▸ What is expected: The whole listing is to be retyped exactly as it appears.

■ ■ ■ ■ ■ ■ ■

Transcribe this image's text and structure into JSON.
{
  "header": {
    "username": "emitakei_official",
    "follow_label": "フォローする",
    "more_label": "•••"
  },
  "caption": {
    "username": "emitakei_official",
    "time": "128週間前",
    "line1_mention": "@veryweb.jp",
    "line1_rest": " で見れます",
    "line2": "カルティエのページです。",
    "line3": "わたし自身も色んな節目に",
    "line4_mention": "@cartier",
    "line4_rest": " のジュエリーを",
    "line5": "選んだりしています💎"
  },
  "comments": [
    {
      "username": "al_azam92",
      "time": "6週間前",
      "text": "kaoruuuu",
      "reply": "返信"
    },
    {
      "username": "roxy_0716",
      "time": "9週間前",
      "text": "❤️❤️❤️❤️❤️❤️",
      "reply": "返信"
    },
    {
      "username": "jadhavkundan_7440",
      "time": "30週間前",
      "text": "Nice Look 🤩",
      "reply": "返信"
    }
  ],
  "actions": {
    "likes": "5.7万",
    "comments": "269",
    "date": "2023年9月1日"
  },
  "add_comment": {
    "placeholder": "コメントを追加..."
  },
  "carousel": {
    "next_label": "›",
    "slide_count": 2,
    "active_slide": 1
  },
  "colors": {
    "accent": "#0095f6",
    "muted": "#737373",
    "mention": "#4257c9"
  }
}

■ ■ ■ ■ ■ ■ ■

▸ Solution:
Transcribe this image's text and structure into JSON.
{
  "header": {
    "username": "emitakei_official",
    "follow_label": "フォローする",
    "more_label": "•••"
  },
  "caption": {
    "username": "emitakei_official",
    "time": "128週間前",
    "line1_mention": "@veryweb.jp",
    "line1_rest": " で見れます",
    "line2": "カルティエのページです。",
    "line3": "わたし自身も色んな節目に",
    "line4_mention": "@cartier",
    "line4_rest": " のジュエリーを",
    "line5": "選んだりしています💎"
  },
  "comments": [
    {
      "username": "al_azam92",
      "time": "6週間前",
      "text": "kaoruuuu",
      "reply": "返信"
    },
    {
      "username": "roxy_0716",
      "time": "9週間前",
      "text": "❤️❤️❤️❤️❤️❤️",
      "reply": "返信"
    },
    {
      "username": "jadhavkundan_7440",
      "time": "30週間前",
      "text": "Nice Look 🤩",
      "reply": "返信"
    }
  ],
  "actions": {
    "likes": "5.7万",
    "comments": "269",
    "date": "2023年9月1日"
  },
  "add_comment": {
    "placeholder": "コメントを追加..."
  },
  "carousel": {
    "next_label": "›",
    "slide_count": 2,
    "active_slide": 1
  },
  "colors": {
    "accent": "#0095f6",
    "muted": "#737373",
    "mention": "#4257c9"
  }
}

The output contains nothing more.